Anti-tip furniture

If you’re shopping for children’s furniture, look for anti-tip features.

Manufacturers have integrated (finally!) some of the stabilizing elements used in office filing cabinets to children’s furniture, especially taller dressers.

Kids won’t be able to pull out the drawers to make a ladder and climb to the top, but the drawer stops are a welcome improvement.

Echoes of fake news

The types of hoaxes, fake news and conspiracy theories spread last fall continue to dupe kids and trigger conversations in school hallways.

For the first time, some librarians and social studies teachers are feeling a sense of urgency about helping students learn to distinguish real from invented news.

It’s past time for media literacy to shift from a “filler if there’s time” to essential content.

The family meal?

Serving comfort food provides the background for numerous commercials airing now.

And honestly, winter weather makes this a perfect time for soup.

But to look at the ads, one might assume families across the country regularly sit down together for a meal. The real life statistic is that less than half of families do this everyday.
That’s not surprising, as our “snack culture” has reduced the time we spent sitting down at the kitchen table.

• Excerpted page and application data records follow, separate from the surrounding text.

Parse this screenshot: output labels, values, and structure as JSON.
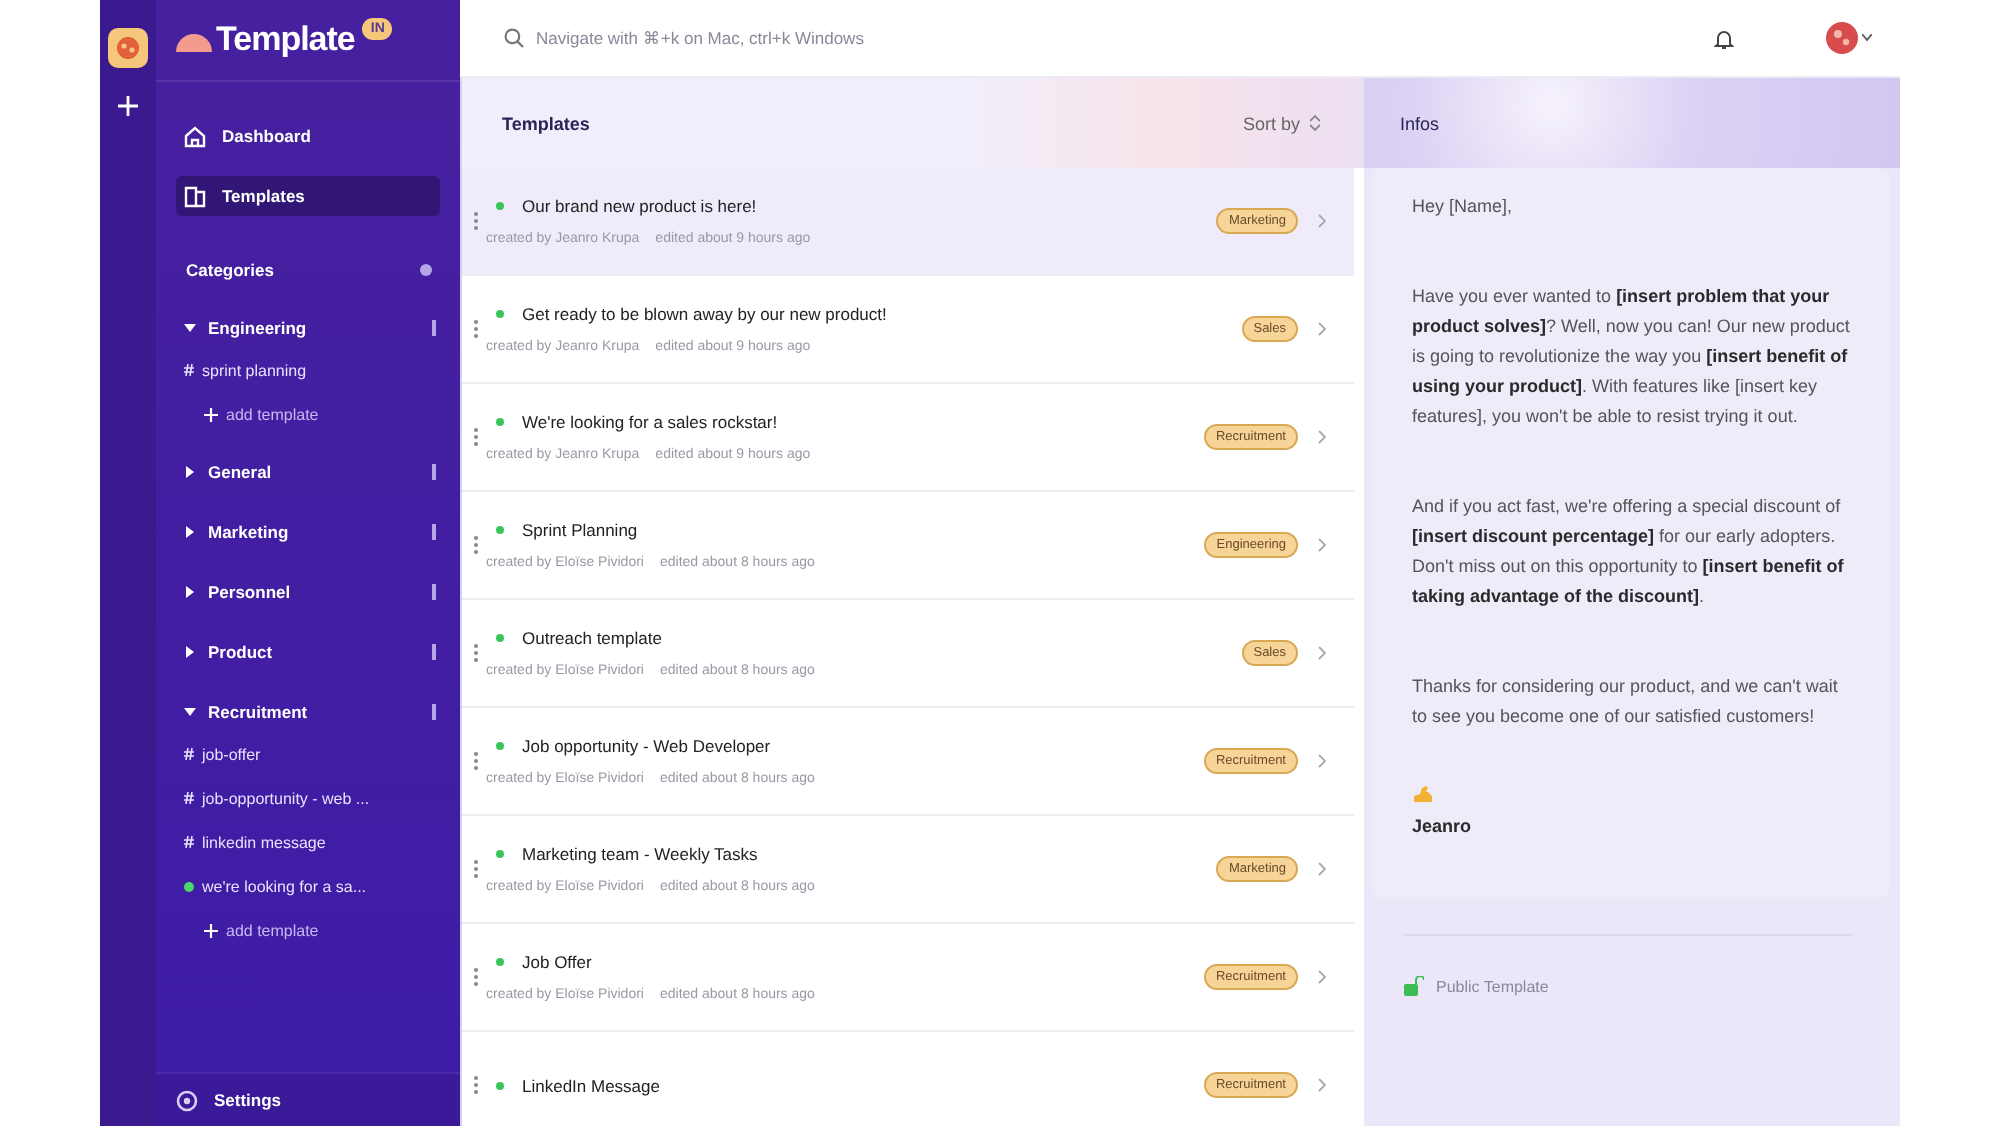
{
  "app": {
    "name": "Template",
    "badge": "IN"
  },
  "sidebar": {
    "items": [
      {
        "label": "Dashboard",
        "kind": "home",
        "selected": false
      },
      {
        "label": "Templates",
        "kind": "templates",
        "selected": true
      }
    ],
    "categories_title": "Categories",
    "categories": [
      {
        "name": "Engineering",
        "expanded": true,
        "children": [
          {
            "label": "sprint planning",
            "kind": "hash"
          },
          {
            "label": "add template",
            "kind": "add"
          }
        ]
      },
      {
        "name": "General",
        "expanded": false
      },
      {
        "name": "Marketing",
        "expanded": false
      },
      {
        "name": "Personnel",
        "expanded": false
      },
      {
        "name": "Product",
        "expanded": false
      },
      {
        "name": "Recruitment",
        "expanded": true,
        "children": [
          {
            "label": "job-offer",
            "kind": "hash"
          },
          {
            "label": "job-opportunity - web ...",
            "kind": "hash"
          },
          {
            "label": "linkedin message",
            "kind": "hash"
          },
          {
            "label": "we're looking for a sa...",
            "kind": "dot"
          },
          {
            "label": "add template",
            "kind": "add"
          }
        ]
      }
    ],
    "settings": "Settings"
  },
  "search": {
    "placeholder": "Navigate with ⌘+k on Mac, ctrl+k Windows"
  },
  "templates": {
    "title": "Templates",
    "sort": "Sort by",
    "rows": [
      {
        "title": "Our brand new product is here!",
        "author": "created by Jeanro Krupa",
        "edited": "edited about 9 hours ago",
        "tag": "Marketing",
        "selected": true
      },
      {
        "title": "Get ready to be blown away by our new product!",
        "author": "created by Jeanro Krupa",
        "edited": "edited about 9 hours ago",
        "tag": "Sales",
        "selected": false
      },
      {
        "title": "We're looking for a sales rockstar!",
        "author": "created by Jeanro Krupa",
        "edited": "edited about 9 hours ago",
        "tag": "Recruitment",
        "selected": false
      },
      {
        "title": "Sprint Planning",
        "author": "created by Eloïse Pividori",
        "edited": "edited about 8 hours ago",
        "tag": "Engineering",
        "selected": false
      },
      {
        "title": "Outreach template",
        "author": "created by Eloïse Pividori",
        "edited": "edited about 8 hours ago",
        "tag": "Sales",
        "selected": false
      },
      {
        "title": "Job opportunity - Web Developer",
        "author": "created by Eloïse Pividori",
        "edited": "edited about 8 hours ago",
        "tag": "Recruitment",
        "selected": false
      },
      {
        "title": "Marketing team - Weekly Tasks",
        "author": "created by Eloïse Pividori",
        "edited": "edited about 8 hours ago",
        "tag": "Marketing",
        "selected": false
      },
      {
        "title": "Job Offer",
        "author": "created by Eloïse Pividori",
        "edited": "edited about 8 hours ago",
        "tag": "Recruitment",
        "selected": false
      },
      {
        "title": "LinkedIn Message",
        "tag": "Recruitment",
        "selected": false
      }
    ]
  },
  "info": {
    "title": "Infos",
    "paragraphs": [
      "Hey [Name],",
      "Have you ever wanted to **[insert problem that your product solves]**? Well, now you can! Our new product is going to revolutionize the way you **[insert benefit of using your product]**. With features like [insert key features], you won't be able to resist trying it out.",
      "And if you act fast, we're offering a special discount of **[insert discount percentage]** for our early adopters. Don't miss out on this opportunity to **[insert benefit of taking advantage of the discount]**.",
      "Thanks for considering our product, and we can't wait to see you become one of our satisfied customers!"
    ],
    "signature": "Jeanro",
    "visibility": "Public Template"
  }
}
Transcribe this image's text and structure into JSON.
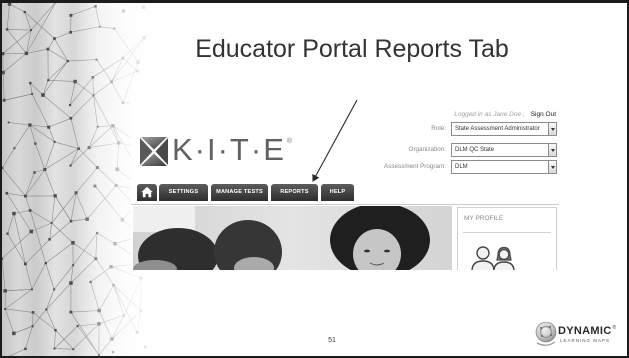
{
  "slide": {
    "title": "Educator Portal Reports Tab",
    "page_number": "51"
  },
  "portal": {
    "logo_icon": "kite-logo-icon",
    "logo_text": "K·I·T·E",
    "logo_mark": "®",
    "user_status": "Logged in as Jane Doe ,",
    "sign_out": "Sign Out",
    "filters": [
      {
        "label": "Role:",
        "value": "State Assessment Administrator"
      },
      {
        "label": "Organization:",
        "value": "DLM QC State"
      },
      {
        "label": "Assessment Program:",
        "value": "DLM"
      }
    ],
    "nav": {
      "home_icon": "home-icon",
      "tabs": [
        "SETTINGS",
        "MANAGE TESTS",
        "REPORTS",
        "HELP"
      ]
    },
    "profile": {
      "title": "MY PROFILE",
      "icon": "people-icon"
    }
  },
  "brand": {
    "icon": "dynamic-learning-maps-logo-icon",
    "name": "DYNAMIC",
    "mark": "®",
    "tagline": "LEARNING MAPS"
  },
  "colors": {
    "title": "#333333",
    "nav_tab": "#3a3a3a",
    "frame": "#1b1b1b"
  }
}
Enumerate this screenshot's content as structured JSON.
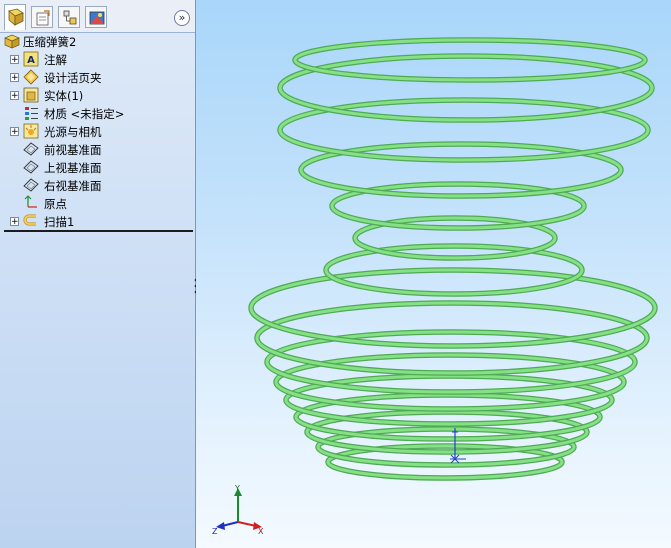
{
  "tabs": [
    {
      "name": "featuremanager",
      "icon": "featuremanager-icon"
    },
    {
      "name": "propertymanager",
      "icon": "propertymanager-icon"
    },
    {
      "name": "configurationmanager",
      "icon": "configurationmanager-icon"
    },
    {
      "name": "displaymanager",
      "icon": "displaymanager-icon"
    }
  ],
  "collapse_symbol": "»",
  "tree": {
    "root_label": "压缩弹簧2",
    "items": [
      {
        "label": "注解",
        "icon": "annotations-icon",
        "expandable": true
      },
      {
        "label": "设计活页夹",
        "icon": "design-binder-icon",
        "expandable": true
      },
      {
        "label": "实体(1)",
        "icon": "solid-bodies-icon",
        "expandable": true
      },
      {
        "label": "材质 <未指定>",
        "icon": "material-icon",
        "expandable": false
      },
      {
        "label": "光源与相机",
        "icon": "lights-cameras-icon",
        "expandable": true
      },
      {
        "label": "前视基准面",
        "icon": "plane-icon",
        "expandable": false
      },
      {
        "label": "上视基准面",
        "icon": "plane-icon",
        "expandable": false
      },
      {
        "label": "右视基准面",
        "icon": "plane-icon",
        "expandable": false
      },
      {
        "label": "原点",
        "icon": "origin-icon",
        "expandable": false
      },
      {
        "label": "扫描1",
        "icon": "sweep-icon",
        "expandable": true
      }
    ]
  },
  "triad": {
    "x": "X",
    "y": "Y",
    "z": "Z"
  },
  "colors": {
    "spring": "#86e086",
    "spring_dark": "#4faa54",
    "x_axis": "#d02020",
    "y_axis": "#1c8a2c",
    "z_axis": "#2030c0",
    "origin_marker": "#2040d0"
  }
}
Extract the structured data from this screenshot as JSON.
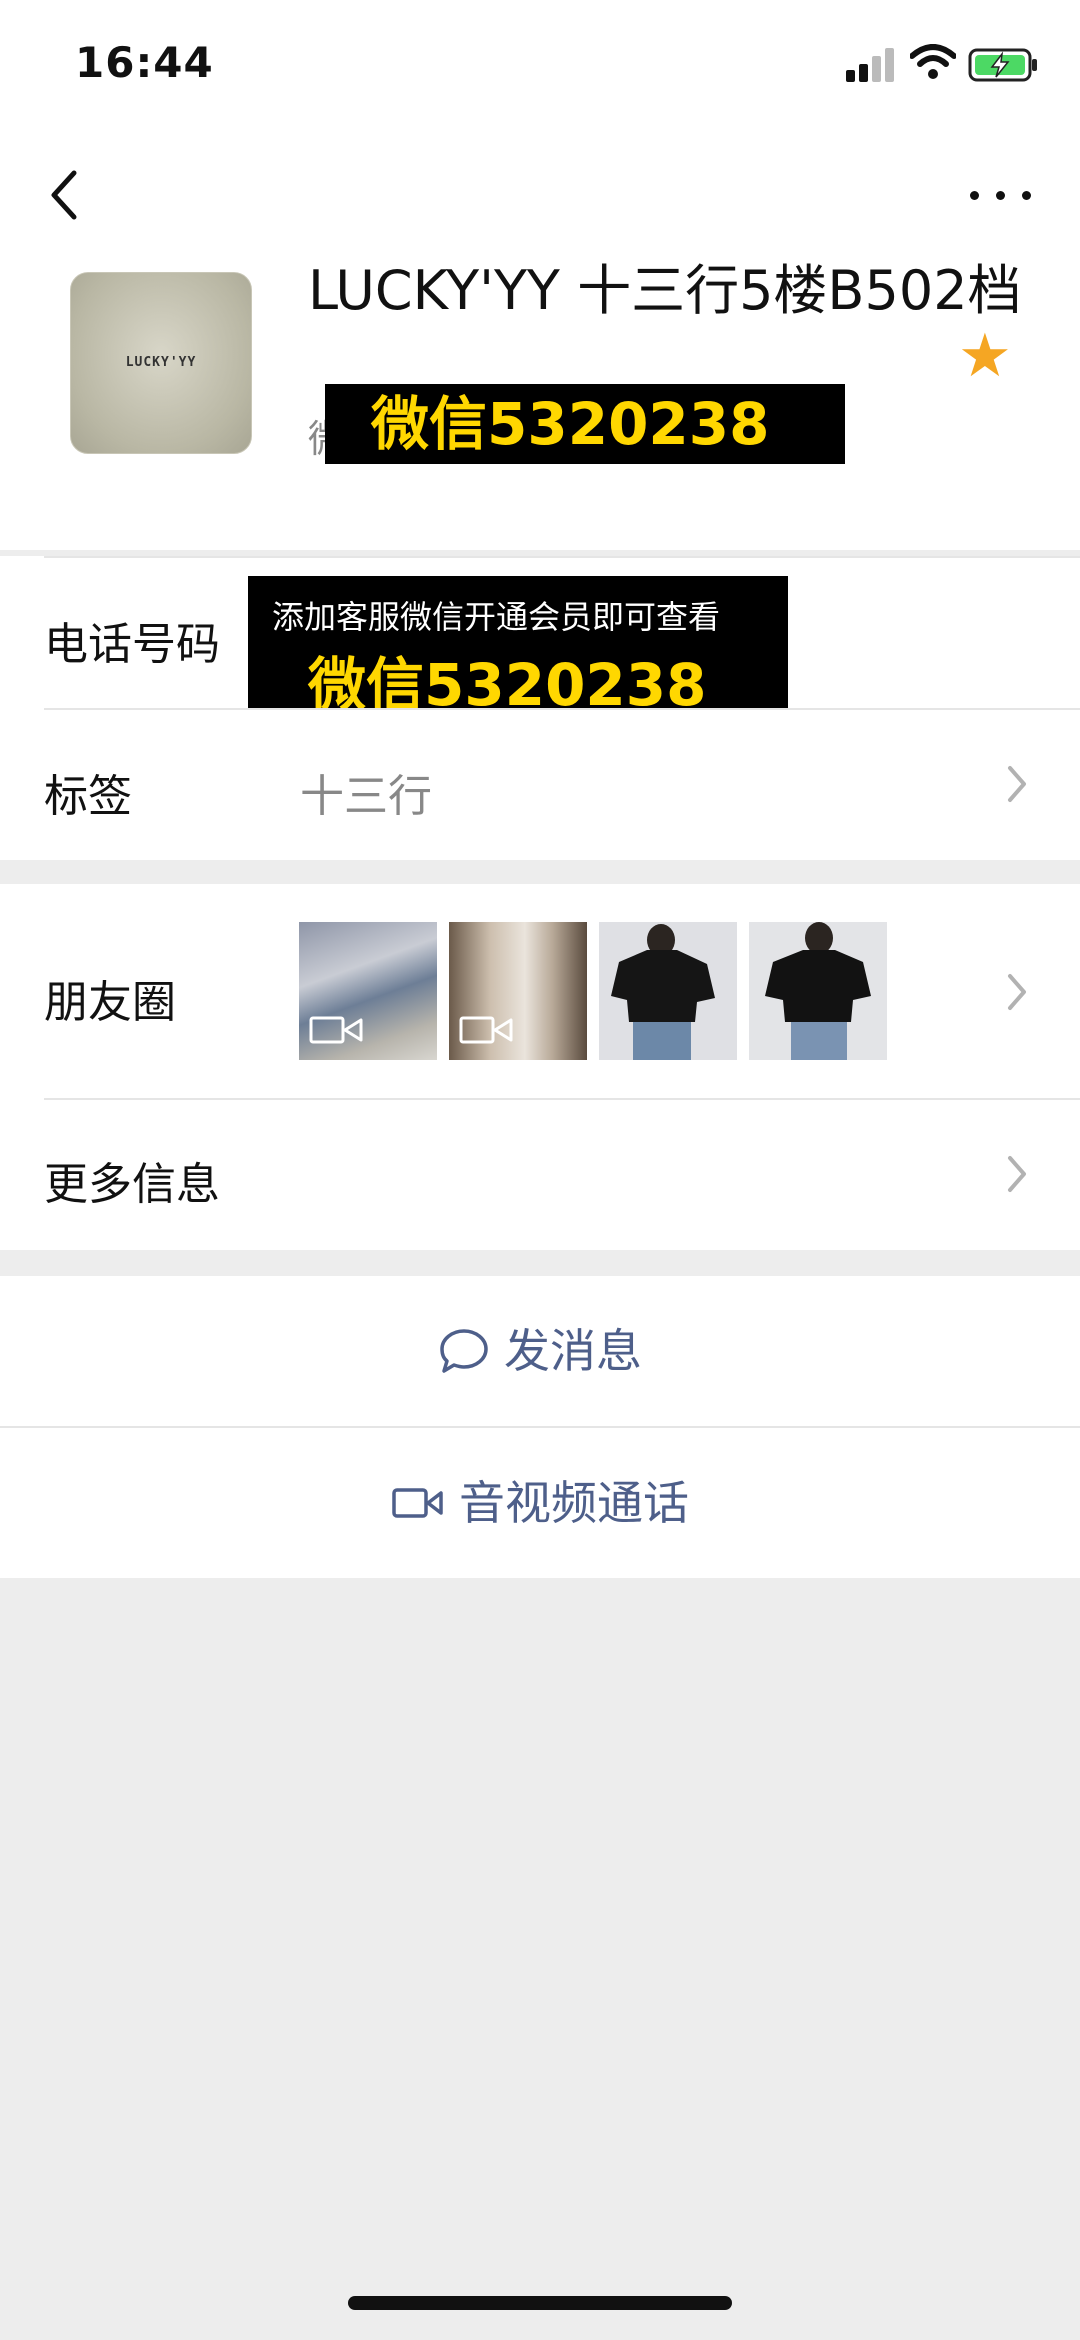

Perhaps parents will discover new ways to create quality time…

“Makers” meet the science fair

Students who have been influenced by the Makers Movement during the past several years will find creating science fair projects relatively easy.

Science fair season has been the traditional low point of the school year for non-creative parents and kids.

But students who have mixed art with science, technology, engineer, math assignments will find it easier to sew an LED light into fabric or create a new form of solar-powered toy.

Even four-year olds are starting to play with gadgets and gizmos in preschool. These kids who want “real” might sound a death knell for the plastic toys of previous generations.

The IoT is sneaking up

My family would tell you I’m a total tech klutz. But even I appreciate signals that the Internet of Things (IoT) is edging into everyday life.

It was painless to whiz through Customs and Immigration on a recent entry into the US. That was facial recognition technology at work.

This morning, I liked the digital coupons the grocery store automatically loaded onto my loyalty account.

Now, I’m waiting for the day when a finger press or face view substitutes for those pesky passwords I always forget. Even a tech klutz will appreciate that.

Conscious living

I’m hopeful that the trend toward “living in the moment” will reduce the plague of distracted parenting that results from cell phone attachment.

Even a brief scroll down the screen breaks eye contact. Researchers are studying how those disruptions influence not only the adult-child relationship, but also brain activity.

Taking a pro-active approach, is it time to reset some patterns of behavior that could benefit both us and our kids?

Attracting without distracting

Although there’s excitement about edging ever closer to the IoT (Internet of Things) one mom said she couldn’t imagine adding more “bings and beeps” to her house of already-noisy boys!

This mom will be happy to learn that “calm design” is already a major component in the IoT. Much of the technology will communicate with light, movement and color instead of distracting noise.

That has to be music to a mom’s ears.